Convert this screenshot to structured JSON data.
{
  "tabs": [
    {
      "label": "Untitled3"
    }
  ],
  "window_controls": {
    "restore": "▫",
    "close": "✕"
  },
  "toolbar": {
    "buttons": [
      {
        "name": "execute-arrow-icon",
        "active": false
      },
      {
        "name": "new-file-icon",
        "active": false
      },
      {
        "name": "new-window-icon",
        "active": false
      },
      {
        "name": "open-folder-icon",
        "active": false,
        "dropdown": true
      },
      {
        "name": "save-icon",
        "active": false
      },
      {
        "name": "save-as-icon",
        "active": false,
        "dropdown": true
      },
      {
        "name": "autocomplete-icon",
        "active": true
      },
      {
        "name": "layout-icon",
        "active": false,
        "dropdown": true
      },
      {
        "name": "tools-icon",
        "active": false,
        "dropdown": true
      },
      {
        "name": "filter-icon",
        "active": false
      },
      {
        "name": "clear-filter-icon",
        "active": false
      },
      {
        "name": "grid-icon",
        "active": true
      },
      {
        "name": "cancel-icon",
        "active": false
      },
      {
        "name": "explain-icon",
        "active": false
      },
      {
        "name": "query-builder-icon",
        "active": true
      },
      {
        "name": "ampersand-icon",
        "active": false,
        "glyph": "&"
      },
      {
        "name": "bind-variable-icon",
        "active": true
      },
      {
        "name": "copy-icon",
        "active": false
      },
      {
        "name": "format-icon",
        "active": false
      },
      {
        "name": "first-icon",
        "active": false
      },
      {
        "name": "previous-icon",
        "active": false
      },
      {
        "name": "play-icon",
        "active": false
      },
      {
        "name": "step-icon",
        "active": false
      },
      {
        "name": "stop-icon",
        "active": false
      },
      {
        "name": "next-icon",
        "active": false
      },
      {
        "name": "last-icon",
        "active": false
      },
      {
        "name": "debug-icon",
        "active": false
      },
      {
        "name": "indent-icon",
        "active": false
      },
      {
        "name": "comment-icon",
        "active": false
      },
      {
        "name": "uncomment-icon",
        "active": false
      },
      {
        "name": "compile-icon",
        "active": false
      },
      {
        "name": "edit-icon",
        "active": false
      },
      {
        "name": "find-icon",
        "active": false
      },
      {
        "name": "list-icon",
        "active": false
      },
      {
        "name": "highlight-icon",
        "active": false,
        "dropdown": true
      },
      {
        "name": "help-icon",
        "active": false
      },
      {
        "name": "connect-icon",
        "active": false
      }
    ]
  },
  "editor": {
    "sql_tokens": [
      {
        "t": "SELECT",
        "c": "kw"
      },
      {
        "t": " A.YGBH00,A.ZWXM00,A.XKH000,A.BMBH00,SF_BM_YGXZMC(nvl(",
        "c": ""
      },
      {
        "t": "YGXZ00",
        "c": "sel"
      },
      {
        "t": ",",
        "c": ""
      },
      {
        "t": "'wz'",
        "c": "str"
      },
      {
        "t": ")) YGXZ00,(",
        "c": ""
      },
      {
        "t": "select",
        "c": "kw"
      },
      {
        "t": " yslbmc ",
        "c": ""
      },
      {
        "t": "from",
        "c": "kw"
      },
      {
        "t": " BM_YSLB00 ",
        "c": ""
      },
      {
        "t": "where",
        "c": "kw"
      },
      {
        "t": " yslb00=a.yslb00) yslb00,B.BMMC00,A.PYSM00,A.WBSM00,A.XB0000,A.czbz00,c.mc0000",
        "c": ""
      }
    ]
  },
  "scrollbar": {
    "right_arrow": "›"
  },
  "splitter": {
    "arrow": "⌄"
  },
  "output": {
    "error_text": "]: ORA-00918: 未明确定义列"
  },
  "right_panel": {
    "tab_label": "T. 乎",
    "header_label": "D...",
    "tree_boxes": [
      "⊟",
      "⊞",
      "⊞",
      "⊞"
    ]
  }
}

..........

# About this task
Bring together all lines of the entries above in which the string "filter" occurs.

# Expected output
        "name": "filter-icon",
        "name": "clear-filter-icon",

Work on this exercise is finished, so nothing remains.